**Assigned task**.
Output every entry exactly as it appears.

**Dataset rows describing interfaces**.
>>>
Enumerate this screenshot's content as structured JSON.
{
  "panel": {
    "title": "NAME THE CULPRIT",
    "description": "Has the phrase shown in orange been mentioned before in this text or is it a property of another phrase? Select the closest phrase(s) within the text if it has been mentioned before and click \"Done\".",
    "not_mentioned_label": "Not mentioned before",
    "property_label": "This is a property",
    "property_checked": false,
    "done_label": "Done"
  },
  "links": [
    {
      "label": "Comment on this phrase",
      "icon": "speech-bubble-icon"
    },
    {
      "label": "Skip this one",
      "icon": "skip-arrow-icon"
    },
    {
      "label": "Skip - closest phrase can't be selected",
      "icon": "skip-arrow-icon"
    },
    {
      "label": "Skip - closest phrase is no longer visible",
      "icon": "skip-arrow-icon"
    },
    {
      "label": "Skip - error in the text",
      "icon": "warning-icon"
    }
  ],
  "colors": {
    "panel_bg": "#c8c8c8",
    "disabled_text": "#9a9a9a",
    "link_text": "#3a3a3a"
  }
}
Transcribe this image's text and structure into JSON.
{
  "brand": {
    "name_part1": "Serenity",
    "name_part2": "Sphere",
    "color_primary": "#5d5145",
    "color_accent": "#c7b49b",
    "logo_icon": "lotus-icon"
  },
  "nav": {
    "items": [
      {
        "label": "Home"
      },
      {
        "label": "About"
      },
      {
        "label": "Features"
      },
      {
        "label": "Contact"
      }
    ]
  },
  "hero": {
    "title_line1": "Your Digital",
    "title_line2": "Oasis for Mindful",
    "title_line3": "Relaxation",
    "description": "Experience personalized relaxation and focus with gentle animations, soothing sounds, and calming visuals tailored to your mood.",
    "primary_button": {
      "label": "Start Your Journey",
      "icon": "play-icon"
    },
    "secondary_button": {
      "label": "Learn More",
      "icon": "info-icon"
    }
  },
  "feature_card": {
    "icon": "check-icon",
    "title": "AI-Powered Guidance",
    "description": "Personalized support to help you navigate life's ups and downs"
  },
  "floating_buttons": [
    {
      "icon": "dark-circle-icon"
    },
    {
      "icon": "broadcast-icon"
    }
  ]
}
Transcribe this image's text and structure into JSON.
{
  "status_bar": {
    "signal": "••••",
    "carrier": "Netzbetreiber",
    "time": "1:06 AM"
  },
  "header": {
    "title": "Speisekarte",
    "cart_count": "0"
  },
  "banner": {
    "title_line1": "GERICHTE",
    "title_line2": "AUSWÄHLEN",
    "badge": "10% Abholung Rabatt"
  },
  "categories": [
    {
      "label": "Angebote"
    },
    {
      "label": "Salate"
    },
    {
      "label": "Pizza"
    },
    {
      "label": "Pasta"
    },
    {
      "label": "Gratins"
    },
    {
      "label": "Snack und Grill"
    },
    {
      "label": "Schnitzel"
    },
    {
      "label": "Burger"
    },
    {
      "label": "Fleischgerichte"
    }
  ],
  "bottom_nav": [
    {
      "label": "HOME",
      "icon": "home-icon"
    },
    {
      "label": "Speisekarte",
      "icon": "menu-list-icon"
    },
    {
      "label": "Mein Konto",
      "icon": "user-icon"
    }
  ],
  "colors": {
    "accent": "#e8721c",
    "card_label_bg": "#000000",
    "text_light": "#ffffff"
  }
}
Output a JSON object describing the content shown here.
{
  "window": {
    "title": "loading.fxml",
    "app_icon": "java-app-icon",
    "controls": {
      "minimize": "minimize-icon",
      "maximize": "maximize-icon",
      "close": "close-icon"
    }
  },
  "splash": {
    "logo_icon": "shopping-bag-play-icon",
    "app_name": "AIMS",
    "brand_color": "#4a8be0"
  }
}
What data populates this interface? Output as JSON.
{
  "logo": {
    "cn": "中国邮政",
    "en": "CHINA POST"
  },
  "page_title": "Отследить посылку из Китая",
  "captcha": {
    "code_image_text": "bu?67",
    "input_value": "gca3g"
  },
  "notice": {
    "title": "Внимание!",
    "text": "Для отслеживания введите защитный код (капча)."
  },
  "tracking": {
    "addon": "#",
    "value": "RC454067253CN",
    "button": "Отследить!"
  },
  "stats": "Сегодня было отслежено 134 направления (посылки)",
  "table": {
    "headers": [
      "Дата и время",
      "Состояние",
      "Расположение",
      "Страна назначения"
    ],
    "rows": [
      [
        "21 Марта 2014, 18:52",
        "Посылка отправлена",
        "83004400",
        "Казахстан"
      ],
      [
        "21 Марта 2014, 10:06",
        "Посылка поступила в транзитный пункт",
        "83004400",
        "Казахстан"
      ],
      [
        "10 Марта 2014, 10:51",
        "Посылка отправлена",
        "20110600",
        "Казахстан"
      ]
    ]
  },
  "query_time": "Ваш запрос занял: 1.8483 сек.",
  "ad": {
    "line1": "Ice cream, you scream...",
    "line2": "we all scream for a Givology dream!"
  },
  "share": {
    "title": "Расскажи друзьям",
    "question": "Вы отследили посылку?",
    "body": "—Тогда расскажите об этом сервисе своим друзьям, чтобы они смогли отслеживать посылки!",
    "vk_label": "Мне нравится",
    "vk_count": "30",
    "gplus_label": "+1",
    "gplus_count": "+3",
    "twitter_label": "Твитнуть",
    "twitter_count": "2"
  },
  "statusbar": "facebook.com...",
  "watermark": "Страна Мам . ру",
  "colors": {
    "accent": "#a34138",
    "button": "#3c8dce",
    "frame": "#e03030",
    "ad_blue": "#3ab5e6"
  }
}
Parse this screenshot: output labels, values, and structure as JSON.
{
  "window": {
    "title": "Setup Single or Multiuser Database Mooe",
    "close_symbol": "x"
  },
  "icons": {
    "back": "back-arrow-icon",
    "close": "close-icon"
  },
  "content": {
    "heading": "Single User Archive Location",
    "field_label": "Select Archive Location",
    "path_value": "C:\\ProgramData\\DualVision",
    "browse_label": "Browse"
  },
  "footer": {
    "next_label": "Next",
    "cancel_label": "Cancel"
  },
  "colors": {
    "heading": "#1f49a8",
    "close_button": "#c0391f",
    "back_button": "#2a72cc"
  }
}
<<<
**Written response**.
Enumerate this screenshot's content as structured JSON.
{
  "panel": {
    "title": "NAME THE CULPRIT",
    "description": "Has the phrase shown in orange been mentioned before in this text or is it a property of another phrase? Select the closest phrase(s) within the text if it has been mentioned before and click \"Done\".",
    "not_mentioned_label": "Not mentioned before",
    "property_label": "This is a property",
    "property_checked": false,
    "done_label": "Done"
  },
  "links": [
    {
      "label": "Comment on this phrase",
      "icon": "speech-bubble-icon"
    },
    {
      "label": "Skip this one",
      "icon": "skip-arrow-icon"
    },
    {
      "label": "Skip - closest phrase can't be selected",
      "icon": "skip-arrow-icon"
    },
    {
      "label": "Skip - closest phrase is no longer visible",
      "icon": "skip-arrow-icon"
    },
    {
      "label": "Skip - error in the text",
      "icon": "warning-icon"
    }
  ],
  "colors": {
    "panel_bg": "#c8c8c8",
    "disabled_text": "#9a9a9a",
    "link_text": "#3a3a3a"
  }
}
Transcribe this image's text and structure into JSON.
{
  "brand": {
    "name_part1": "Serenity",
    "name_part2": "Sphere",
    "color_primary": "#5d5145",
    "color_accent": "#c7b49b",
    "logo_icon": "lotus-icon"
  },
  "nav": {
    "items": [
      {
        "label": "Home"
      },
      {
        "label": "About"
      },
      {
        "label": "Features"
      },
      {
        "label": "Contact"
      }
    ]
  },
  "hero": {
    "title_line1": "Your Digital",
    "title_line2": "Oasis for Mindful",
    "title_line3": "Relaxation",
    "description": "Experience personalized relaxation and focus with gentle animations, soothing sounds, and calming visuals tailored to your mood.",
    "primary_button": {
      "label": "Start Your Journey",
      "icon": "play-icon"
    },
    "secondary_button": {
      "label": "Learn More",
      "icon": "info-icon"
    }
  },
  "feature_card": {
    "icon": "check-icon",
    "title": "AI-Powered Guidance",
    "description": "Personalized support to help you navigate life's ups and downs"
  },
  "floating_buttons": [
    {
      "icon": "dark-circle-icon"
    },
    {
      "icon": "broadcast-icon"
    }
  ]
}
Transcribe this image's text and structure into JSON.
{
  "status_bar": {
    "signal": "••••",
    "carrier": "Netzbetreiber",
    "time": "1:06 AM"
  },
  "header": {
    "title": "Speisekarte",
    "cart_count": "0"
  },
  "banner": {
    "title_line1": "GERICHTE",
    "title_line2": "AUSWÄHLEN",
    "badge": "10% Abholung Rabatt"
  },
  "categories": [
    {
      "label": "Angebote"
    },
    {
      "label": "Salate"
    },
    {
      "label": "Pizza"
    },
    {
      "label": "Pasta"
    },
    {
      "label": "Gratins"
    },
    {
      "label": "Snack und Grill"
    },
    {
      "label": "Schnitzel"
    },
    {
      "label": "Burger"
    },
    {
      "label": "Fleischgerichte"
    }
  ],
  "bottom_nav": [
    {
      "label": "HOME",
      "icon": "home-icon"
    },
    {
      "label": "Speisekarte",
      "icon": "menu-list-icon"
    },
    {
      "label": "Mein Konto",
      "icon": "user-icon"
    }
  ],
  "colors": {
    "accent": "#e8721c",
    "card_label_bg": "#000000",
    "text_light": "#ffffff"
  }
}
Output a JSON object describing the content shown here.
{
  "window": {
    "title": "loading.fxml",
    "app_icon": "java-app-icon",
    "controls": {
      "minimize": "minimize-icon",
      "maximize": "maximize-icon",
      "close": "close-icon"
    }
  },
  "splash": {
    "logo_icon": "shopping-bag-play-icon",
    "app_name": "AIMS",
    "brand_color": "#4a8be0"
  }
}
What data populates this interface? Output as JSON.
{
  "logo": {
    "cn": "中国邮政",
    "en": "CHINA POST"
  },
  "page_title": "Отследить посылку из Китая",
  "captcha": {
    "code_image_text": "bu?67",
    "input_value": "gca3g"
  },
  "notice": {
    "title": "Внимание!",
    "text": "Для отслеживания введите защитный код (капча)."
  },
  "tracking": {
    "addon": "#",
    "value": "RC454067253CN",
    "button": "Отследить!"
  },
  "stats": "Сегодня было отслежено 134 направления (посылки)",
  "table": {
    "headers": [
      "Дата и время",
      "Состояние",
      "Расположение",
      "Страна назначения"
    ],
    "rows": [
      [
        "21 Марта 2014, 18:52",
        "Посылка отправлена",
        "83004400",
        "Казахстан"
      ],
      [
        "21 Марта 2014, 10:06",
        "Посылка поступила в транзитный пункт",
        "83004400",
        "Казахстан"
      ],
      [
        "10 Марта 2014, 10:51",
        "Посылка отправлена",
        "20110600",
        "Казахстан"
      ]
    ]
  },
  "query_time": "Ваш запрос занял: 1.8483 сек.",
  "ad": {
    "line1": "Ice cream, you scream...",
    "line2": "we all scream for a Givology dream!"
  },
  "share": {
    "title": "Расскажи друзьям",
    "question": "Вы отследили посылку?",
    "body": "—Тогда расскажите об этом сервисе своим друзьям, чтобы они смогли отслеживать посылки!",
    "vk_label": "Мне нравится",
    "vk_count": "30",
    "gplus_label": "+1",
    "gplus_count": "+3",
    "twitter_label": "Твитнуть",
    "twitter_count": "2"
  },
  "statusbar": "facebook.com...",
  "watermark": "Страна Мам . ру",
  "colors": {
    "accent": "#a34138",
    "button": "#3c8dce",
    "frame": "#e03030",
    "ad_blue": "#3ab5e6"
  }
}
Parse this screenshot: output labels, values, and structure as JSON.
{
  "window": {
    "title": "Setup Single or Multiuser Database Mooe",
    "close_symbol": "x"
  },
  "icons": {
    "back": "back-arrow-icon",
    "close": "close-icon"
  },
  "content": {
    "heading": "Single User Archive Location",
    "field_label": "Select Archive Location",
    "path_value": "C:\\ProgramData\\DualVision",
    "browse_label": "Browse"
  },
  "footer": {
    "next_label": "Next",
    "cancel_label": "Cancel"
  },
  "colors": {
    "heading": "#1f49a8",
    "close_button": "#c0391f",
    "back_button": "#2a72cc"
  }
}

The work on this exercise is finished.